- **EXERCISE DETAILS**
The output has to be the full set of records, reproduced exactly, minus any picture.

- **DATA PROVIDED**
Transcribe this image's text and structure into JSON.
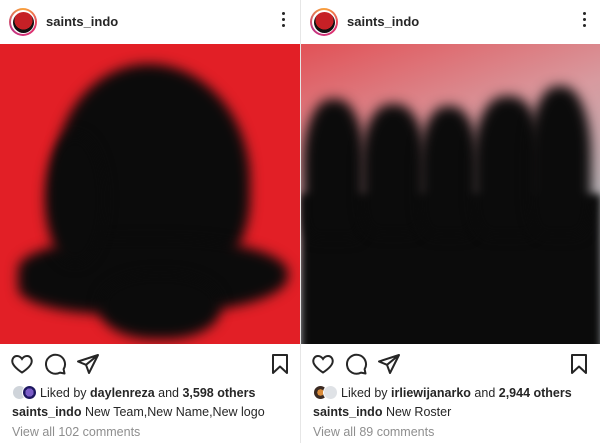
{
  "posts": [
    {
      "username": "saints_indo",
      "liked_prefix": "Liked by ",
      "liked_user": "daylenreza",
      "liked_and": " and ",
      "liked_others": "3,598 others",
      "caption_user": "saints_indo",
      "caption_text": "New Team,New Name,New logo",
      "comments_link": "View all 102 comments"
    },
    {
      "username": "saints_indo",
      "liked_prefix": "Liked by ",
      "liked_user": "irliewijanarko",
      "liked_and": " and ",
      "liked_others": "2,944 others",
      "caption_user": "saints_indo",
      "caption_text": "New Roster",
      "comments_link": "View all 89 comments"
    }
  ],
  "icons": {
    "header_avatar": "avatar-icon",
    "more": "more-options-icon",
    "like": "heart-icon",
    "comment": "comment-bubble-icon",
    "share": "paper-plane-icon",
    "save": "bookmark-icon"
  },
  "colors": {
    "left_image_bg": "#e21f26",
    "text": "#262626",
    "muted": "#8e8e8e"
  }
}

- **RESPONSE**
Transcribe this image's text and structure into JSON.
{
  "posts": [
    {
      "username": "saints_indo",
      "liked_prefix": "Liked by ",
      "liked_user": "daylenreza",
      "liked_and": " and ",
      "liked_others": "3,598 others",
      "caption_user": "saints_indo",
      "caption_text": "New Team,New Name,New logo",
      "comments_link": "View all 102 comments"
    },
    {
      "username": "saints_indo",
      "liked_prefix": "Liked by ",
      "liked_user": "irliewijanarko",
      "liked_and": " and ",
      "liked_others": "2,944 others",
      "caption_user": "saints_indo",
      "caption_text": "New Roster",
      "comments_link": "View all 89 comments"
    }
  ],
  "icons": {
    "header_avatar": "avatar-icon",
    "more": "more-options-icon",
    "like": "heart-icon",
    "comment": "comment-bubble-icon",
    "share": "paper-plane-icon",
    "save": "bookmark-icon"
  },
  "colors": {
    "left_image_bg": "#e21f26",
    "text": "#262626",
    "muted": "#8e8e8e"
  }
}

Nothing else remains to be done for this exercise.